microRNAs are molecules which are used by cells to control gene activity by different cell types. Since the genome of each cell is identical, this is one of the mechanisms by which characteristics of individual cell types are controlled. microRNAs are known to play roles in cell growth, cell death and development of tissue types. microRNAs are also known to play a role in disease processes and may be able to be used as a marker of disease.
This project will characterise the microRNAs of red blood cells in people with different types of MS, relapsing remitting MS and secondary progressive MS and also compare them to people who do not have MS. Associate Professor Lechner-Scott and her team will also determine whether the microRNA profile is affected by the level of disease severity in the people with MS or by a person’s age or level of physical activity. Red blood cells (or erythrocytes) have the advantage of being easily accessible via a simple blood test and can be easily and cost-effectively purified.
It is hoped that this project will identify a profile of biomarkers that can be used as part of a blood test to identify predictive markers of the progression of MS. This in turn may lead to the identification of novel targets for future therapies, in particular for people with secondary progressive MS.
The overarching aim of this project is to identify biomarkers for MS that could be accessed using a simple blood test. So far, Professor Lechner-Scott and her team have profiled the microRNAs within red blood cells of people with relapsing remitting MS, both on and off treatments for their MS, secondary progressive MS and people without MS. The team has found that microRNAs do differ in people with MS in comparison to people without MS. Interestingly, there were greater differences between people with relapsing remitting MS and people without MS than in people with secondary progressive MS and people without MS. One of the microRNAs tracked with recent measurements of cognition undertaken in the clinic. It also seems that microRNA activity levels are affected by MS medications.
While the exact role of these gene regulators remains to be determined in MS, with this small pilot project Professor Jeannette Lechner-Scott and her team were able to identify microRNA signatures that may be able to be developed into disease biomarkers.

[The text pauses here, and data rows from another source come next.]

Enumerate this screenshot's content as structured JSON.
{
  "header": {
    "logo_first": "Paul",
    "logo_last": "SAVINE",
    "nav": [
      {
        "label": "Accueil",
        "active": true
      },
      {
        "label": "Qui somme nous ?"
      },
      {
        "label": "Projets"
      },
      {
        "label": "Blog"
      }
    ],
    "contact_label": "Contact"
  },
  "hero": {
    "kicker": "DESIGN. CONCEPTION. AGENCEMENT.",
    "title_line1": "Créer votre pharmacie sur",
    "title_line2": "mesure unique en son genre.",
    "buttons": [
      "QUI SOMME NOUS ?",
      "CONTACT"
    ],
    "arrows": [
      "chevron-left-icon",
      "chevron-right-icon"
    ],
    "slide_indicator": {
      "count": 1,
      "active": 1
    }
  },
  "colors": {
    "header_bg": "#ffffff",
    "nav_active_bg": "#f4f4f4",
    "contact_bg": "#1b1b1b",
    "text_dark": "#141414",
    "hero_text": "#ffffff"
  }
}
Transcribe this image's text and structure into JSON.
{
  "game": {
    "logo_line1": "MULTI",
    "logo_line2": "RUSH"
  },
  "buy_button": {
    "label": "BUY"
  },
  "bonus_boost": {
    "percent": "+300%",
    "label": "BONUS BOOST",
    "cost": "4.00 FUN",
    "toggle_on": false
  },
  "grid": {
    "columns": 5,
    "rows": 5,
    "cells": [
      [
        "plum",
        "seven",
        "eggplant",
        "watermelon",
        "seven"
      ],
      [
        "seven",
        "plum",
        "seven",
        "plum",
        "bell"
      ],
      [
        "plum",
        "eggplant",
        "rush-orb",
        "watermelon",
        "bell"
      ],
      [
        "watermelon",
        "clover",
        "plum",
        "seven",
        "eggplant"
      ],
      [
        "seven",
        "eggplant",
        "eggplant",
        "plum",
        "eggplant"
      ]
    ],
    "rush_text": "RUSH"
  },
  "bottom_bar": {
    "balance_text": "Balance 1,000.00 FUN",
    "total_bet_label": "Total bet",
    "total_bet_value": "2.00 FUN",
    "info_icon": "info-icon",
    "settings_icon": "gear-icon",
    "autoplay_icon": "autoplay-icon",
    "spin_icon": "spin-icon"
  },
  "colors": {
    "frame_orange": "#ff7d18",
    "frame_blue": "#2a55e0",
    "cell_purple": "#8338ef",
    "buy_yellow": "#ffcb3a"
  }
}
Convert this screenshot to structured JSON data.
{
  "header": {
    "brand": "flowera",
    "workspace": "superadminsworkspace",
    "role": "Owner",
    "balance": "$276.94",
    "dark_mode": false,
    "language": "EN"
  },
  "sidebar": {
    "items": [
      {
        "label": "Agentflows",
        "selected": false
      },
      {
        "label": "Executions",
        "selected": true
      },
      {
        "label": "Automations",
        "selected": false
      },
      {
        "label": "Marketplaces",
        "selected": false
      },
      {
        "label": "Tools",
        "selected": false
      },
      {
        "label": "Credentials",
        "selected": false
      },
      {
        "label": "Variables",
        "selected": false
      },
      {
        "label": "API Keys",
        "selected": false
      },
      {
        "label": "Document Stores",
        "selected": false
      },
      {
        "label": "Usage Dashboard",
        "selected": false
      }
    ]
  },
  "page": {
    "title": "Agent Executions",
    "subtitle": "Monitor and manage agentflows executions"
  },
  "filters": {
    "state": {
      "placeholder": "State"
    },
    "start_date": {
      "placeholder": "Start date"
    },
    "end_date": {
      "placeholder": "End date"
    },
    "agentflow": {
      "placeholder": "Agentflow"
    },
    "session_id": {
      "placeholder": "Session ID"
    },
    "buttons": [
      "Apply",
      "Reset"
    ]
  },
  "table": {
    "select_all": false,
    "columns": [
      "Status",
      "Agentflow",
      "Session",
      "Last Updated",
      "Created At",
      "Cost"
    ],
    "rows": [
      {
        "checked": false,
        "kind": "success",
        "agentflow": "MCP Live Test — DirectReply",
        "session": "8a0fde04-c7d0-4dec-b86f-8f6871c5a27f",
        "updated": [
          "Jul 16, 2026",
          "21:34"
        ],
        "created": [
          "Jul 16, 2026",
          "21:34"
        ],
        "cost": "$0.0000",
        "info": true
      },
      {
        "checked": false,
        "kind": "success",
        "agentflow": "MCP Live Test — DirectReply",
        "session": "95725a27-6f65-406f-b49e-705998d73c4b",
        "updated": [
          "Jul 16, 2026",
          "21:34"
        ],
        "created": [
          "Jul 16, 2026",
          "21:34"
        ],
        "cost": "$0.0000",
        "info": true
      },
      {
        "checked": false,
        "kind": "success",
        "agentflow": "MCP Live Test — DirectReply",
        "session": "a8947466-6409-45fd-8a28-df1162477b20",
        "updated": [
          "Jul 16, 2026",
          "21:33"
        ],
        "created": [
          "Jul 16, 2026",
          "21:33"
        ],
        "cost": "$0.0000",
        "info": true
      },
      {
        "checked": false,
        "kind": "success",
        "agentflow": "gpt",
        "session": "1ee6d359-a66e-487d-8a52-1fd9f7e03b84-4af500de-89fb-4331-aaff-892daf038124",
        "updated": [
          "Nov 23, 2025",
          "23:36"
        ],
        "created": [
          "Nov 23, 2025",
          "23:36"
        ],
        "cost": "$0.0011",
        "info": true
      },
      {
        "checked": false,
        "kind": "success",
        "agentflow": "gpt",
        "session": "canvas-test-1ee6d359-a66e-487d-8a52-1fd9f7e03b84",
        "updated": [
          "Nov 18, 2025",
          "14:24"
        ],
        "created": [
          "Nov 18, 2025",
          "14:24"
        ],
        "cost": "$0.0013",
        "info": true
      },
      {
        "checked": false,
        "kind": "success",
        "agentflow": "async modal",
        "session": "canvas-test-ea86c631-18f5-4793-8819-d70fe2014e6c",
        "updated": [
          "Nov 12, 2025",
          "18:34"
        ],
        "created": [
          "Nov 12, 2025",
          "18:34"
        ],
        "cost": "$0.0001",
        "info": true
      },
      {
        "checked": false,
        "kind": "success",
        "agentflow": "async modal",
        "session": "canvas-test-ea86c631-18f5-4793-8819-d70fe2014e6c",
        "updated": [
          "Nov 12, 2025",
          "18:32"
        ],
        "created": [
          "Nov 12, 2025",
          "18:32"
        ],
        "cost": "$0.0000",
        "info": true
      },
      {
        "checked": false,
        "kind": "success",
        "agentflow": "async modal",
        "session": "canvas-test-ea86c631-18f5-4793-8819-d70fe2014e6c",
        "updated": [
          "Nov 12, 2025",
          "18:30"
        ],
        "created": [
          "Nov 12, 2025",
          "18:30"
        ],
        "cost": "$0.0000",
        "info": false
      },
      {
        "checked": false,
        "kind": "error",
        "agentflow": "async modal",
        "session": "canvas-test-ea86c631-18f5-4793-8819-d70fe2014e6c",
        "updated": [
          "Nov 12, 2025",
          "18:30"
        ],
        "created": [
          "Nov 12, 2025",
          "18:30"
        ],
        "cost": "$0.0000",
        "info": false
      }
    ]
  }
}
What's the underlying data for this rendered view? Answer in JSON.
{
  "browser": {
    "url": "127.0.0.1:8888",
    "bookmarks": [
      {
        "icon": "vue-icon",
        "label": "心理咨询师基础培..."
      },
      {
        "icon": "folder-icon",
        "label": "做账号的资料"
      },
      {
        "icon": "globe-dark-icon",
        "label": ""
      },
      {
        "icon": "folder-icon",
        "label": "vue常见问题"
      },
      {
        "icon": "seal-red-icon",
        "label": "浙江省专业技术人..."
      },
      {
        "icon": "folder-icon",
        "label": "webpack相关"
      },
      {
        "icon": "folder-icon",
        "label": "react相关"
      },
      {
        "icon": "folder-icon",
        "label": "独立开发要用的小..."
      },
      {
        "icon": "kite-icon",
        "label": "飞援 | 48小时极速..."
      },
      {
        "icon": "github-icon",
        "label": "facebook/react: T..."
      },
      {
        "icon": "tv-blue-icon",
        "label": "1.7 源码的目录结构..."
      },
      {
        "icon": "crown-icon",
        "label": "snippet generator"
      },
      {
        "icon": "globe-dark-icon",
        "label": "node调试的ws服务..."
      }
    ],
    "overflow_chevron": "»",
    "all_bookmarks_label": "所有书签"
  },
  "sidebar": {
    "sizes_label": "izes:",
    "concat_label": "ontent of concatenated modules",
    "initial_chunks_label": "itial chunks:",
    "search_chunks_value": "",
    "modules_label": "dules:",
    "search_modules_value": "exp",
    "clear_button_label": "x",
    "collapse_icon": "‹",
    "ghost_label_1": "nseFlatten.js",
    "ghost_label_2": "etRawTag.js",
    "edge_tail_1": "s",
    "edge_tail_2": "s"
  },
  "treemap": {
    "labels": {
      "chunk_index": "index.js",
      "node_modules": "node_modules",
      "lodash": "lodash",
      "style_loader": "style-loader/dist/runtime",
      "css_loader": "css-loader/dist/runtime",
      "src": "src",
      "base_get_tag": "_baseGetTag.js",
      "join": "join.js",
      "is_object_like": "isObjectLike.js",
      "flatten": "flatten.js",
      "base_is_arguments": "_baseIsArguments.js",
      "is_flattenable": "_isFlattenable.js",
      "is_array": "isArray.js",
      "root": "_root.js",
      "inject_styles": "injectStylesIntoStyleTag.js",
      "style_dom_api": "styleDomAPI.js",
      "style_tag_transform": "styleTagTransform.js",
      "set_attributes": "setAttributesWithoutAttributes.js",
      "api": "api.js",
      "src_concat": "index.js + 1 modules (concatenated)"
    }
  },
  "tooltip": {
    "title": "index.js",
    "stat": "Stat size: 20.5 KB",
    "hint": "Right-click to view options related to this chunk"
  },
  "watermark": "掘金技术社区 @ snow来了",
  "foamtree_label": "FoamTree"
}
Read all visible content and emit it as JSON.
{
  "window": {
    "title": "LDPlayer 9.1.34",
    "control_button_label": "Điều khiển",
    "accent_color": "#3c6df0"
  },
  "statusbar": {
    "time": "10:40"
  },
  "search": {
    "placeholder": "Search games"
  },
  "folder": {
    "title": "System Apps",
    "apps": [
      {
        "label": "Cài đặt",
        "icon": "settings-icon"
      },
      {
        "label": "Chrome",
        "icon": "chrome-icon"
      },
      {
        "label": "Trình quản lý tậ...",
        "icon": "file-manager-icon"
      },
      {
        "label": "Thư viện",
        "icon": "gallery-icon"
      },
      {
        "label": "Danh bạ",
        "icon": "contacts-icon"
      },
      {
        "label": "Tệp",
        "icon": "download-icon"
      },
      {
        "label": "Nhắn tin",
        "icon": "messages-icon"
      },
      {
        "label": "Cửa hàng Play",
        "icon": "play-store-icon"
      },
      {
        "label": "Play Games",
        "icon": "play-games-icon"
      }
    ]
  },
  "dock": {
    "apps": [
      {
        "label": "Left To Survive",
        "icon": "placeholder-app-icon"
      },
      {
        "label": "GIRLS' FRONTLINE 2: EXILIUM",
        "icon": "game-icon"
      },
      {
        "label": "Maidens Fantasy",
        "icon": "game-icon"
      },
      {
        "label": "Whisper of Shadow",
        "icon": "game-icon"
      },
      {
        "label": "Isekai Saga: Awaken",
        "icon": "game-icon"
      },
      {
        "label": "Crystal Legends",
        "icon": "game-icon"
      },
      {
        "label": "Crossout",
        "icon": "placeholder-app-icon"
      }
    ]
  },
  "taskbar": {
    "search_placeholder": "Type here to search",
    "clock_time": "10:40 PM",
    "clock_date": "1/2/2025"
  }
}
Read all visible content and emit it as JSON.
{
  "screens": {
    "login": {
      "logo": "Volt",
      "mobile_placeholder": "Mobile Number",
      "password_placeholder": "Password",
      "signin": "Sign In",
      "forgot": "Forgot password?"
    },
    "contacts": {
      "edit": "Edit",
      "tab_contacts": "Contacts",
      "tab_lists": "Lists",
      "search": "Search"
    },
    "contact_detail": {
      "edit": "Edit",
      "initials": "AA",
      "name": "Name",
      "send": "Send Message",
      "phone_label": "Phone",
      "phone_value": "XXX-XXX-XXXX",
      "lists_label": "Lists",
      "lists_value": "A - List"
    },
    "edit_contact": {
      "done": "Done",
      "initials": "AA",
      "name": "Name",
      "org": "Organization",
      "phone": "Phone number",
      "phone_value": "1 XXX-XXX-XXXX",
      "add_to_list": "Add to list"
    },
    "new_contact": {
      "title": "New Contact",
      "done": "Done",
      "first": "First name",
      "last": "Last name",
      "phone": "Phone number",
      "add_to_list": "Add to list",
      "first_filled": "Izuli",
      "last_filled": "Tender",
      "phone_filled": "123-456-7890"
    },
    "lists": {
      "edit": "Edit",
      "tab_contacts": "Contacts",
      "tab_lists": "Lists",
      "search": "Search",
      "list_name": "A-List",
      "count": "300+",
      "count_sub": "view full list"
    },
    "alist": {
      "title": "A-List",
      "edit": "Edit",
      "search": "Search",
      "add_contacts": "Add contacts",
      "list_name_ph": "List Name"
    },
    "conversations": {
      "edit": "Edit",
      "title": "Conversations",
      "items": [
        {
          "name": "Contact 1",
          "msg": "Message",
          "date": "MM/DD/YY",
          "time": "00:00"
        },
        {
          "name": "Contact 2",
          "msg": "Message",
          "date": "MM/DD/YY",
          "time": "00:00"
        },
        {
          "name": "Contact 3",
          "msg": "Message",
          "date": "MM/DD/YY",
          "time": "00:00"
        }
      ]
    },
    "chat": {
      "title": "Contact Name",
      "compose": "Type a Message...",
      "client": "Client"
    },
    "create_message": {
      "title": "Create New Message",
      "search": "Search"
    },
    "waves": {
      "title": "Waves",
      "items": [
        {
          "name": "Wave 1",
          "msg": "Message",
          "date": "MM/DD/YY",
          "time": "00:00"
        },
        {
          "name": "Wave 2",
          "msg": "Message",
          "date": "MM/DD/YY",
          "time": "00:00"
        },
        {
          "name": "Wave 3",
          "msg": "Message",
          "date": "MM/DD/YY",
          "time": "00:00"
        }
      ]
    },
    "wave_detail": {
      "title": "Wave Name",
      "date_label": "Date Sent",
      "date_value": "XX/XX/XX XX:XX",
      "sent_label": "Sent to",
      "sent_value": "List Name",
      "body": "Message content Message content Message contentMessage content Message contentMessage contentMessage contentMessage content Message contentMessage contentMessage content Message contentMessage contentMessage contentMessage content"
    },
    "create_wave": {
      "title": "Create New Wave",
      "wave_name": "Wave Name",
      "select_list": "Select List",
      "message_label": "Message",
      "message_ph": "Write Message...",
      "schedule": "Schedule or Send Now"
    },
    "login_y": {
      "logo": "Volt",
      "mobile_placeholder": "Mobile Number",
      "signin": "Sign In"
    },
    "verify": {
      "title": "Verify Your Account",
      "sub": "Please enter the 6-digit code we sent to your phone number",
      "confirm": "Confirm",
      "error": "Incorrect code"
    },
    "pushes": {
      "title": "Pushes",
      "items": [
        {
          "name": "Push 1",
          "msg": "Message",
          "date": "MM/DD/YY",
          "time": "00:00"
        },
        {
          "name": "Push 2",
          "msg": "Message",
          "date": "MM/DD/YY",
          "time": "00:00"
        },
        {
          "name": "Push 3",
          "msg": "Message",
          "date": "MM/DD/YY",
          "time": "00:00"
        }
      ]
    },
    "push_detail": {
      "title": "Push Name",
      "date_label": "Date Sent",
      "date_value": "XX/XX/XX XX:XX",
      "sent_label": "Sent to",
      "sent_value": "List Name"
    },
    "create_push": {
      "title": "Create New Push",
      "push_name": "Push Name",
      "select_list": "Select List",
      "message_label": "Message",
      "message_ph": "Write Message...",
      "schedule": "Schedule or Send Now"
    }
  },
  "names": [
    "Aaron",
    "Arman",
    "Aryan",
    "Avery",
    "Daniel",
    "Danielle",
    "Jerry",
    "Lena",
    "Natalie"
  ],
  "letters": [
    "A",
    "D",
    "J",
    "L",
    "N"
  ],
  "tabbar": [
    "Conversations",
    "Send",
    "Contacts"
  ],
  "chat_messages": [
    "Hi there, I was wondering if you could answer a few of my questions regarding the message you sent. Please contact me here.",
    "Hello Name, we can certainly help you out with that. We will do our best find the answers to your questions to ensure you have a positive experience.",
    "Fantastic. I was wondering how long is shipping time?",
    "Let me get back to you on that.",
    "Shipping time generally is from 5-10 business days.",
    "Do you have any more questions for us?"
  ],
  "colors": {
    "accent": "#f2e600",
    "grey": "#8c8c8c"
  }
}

These findings have been presented nationally and internationally at scientific conferences.
Updated: 20 April 2018
Updated: 18 January, 2017